Well, now, this certainly answers a burning question, doesn't it?
If those 14 states (+DC) do include Medicaid/CHIP renewals (aka redeterminations) in their data, then that means, by definition, that the other 36 states don't include renewals.
Yes, this is self-serving and smug. I really don't care at the moment:
Enrollment in Medicaid spiked in December, aided by Obamacare exchanges and an expansion of the government-run health coverage program for the poor in 25 states...
By the end of December, more than 6.3 million people were determined to be eligible for Medicaid or CHIP, the program covering children, through state-run agencies and state-based Obamacare exchanges, according to a Centers for Medicare & Medicaid Services report released Wednesday.
That tally does not include the 750,000 or so people who were determined eligible in Medicaid through the federally-run Obamacare exchange HealthCare.gov.
Adding the two enrollment numbers together equals more than 7 million Medicaid-eligible determinations.
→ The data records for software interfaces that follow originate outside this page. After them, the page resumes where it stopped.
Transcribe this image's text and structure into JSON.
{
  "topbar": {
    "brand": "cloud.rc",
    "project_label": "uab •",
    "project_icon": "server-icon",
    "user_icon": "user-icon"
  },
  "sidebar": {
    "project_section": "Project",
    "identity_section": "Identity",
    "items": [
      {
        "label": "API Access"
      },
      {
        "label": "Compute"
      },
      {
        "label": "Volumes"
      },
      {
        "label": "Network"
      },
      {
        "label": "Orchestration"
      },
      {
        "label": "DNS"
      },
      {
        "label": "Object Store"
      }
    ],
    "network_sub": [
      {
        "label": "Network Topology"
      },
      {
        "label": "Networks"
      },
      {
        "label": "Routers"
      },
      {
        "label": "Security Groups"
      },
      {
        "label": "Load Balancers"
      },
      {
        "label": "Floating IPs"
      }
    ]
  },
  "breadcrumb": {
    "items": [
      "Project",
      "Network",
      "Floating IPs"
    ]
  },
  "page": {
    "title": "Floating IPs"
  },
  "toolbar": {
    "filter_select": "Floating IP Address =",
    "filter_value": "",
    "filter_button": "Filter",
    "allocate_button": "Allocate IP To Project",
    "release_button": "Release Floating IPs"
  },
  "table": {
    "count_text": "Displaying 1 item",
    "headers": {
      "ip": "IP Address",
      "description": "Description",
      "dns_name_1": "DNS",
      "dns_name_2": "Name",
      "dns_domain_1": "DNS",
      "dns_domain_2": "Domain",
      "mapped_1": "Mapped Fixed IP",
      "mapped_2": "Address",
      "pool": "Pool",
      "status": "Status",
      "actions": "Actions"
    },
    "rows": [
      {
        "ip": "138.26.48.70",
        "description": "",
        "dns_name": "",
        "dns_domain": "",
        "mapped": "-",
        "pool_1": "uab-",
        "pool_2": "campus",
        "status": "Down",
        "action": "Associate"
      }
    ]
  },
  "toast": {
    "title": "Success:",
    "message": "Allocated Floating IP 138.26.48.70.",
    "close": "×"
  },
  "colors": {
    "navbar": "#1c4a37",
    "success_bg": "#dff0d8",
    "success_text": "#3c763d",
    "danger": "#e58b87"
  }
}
But some of the determinations made by HealthCare.gov may be duplicative of state-based decisions.
As it happens, if you look at the Medicaid/CHIP spreadsheet, I deliberately left out about 620,000 Medicaid enrollees from the total because I suspected they would otherwise be double-counted.
When I posted my big Medicaid/CHIP spreadsheet overhaul, I was understandably concerned that I missed something major--that there had to be some factor lost in the messy, semi-overlapping reports from HHS and CMS that would account for big swaths of the 1.7 million "extra" Medicaid enrollments that I've "found" (in reality, those 1.7 million have been gradually accruing ever since the beginning of October, I just wasn't able to pin them down into a tangible format on the spreadsheet & graph until now). As a case in point, after the overhaul, I have California sitting at 1.214 million new additions to Medicaid/CHIP programs.
Today a friend provided a link to a story out of the Fresno Bee from 4 days ago, in which the Cailifornia Dept. of Health Care Services reveals that enrollments in Medi-Cal (CA's implementation of Medicaid) have gone up from 8 million people last year up to about 9.2 million as of now...a difference of about 1.2 million.
I'm not saying that there aren't flaws in my methodology; no doubt there are, but this certainly helps set my mind more at ease.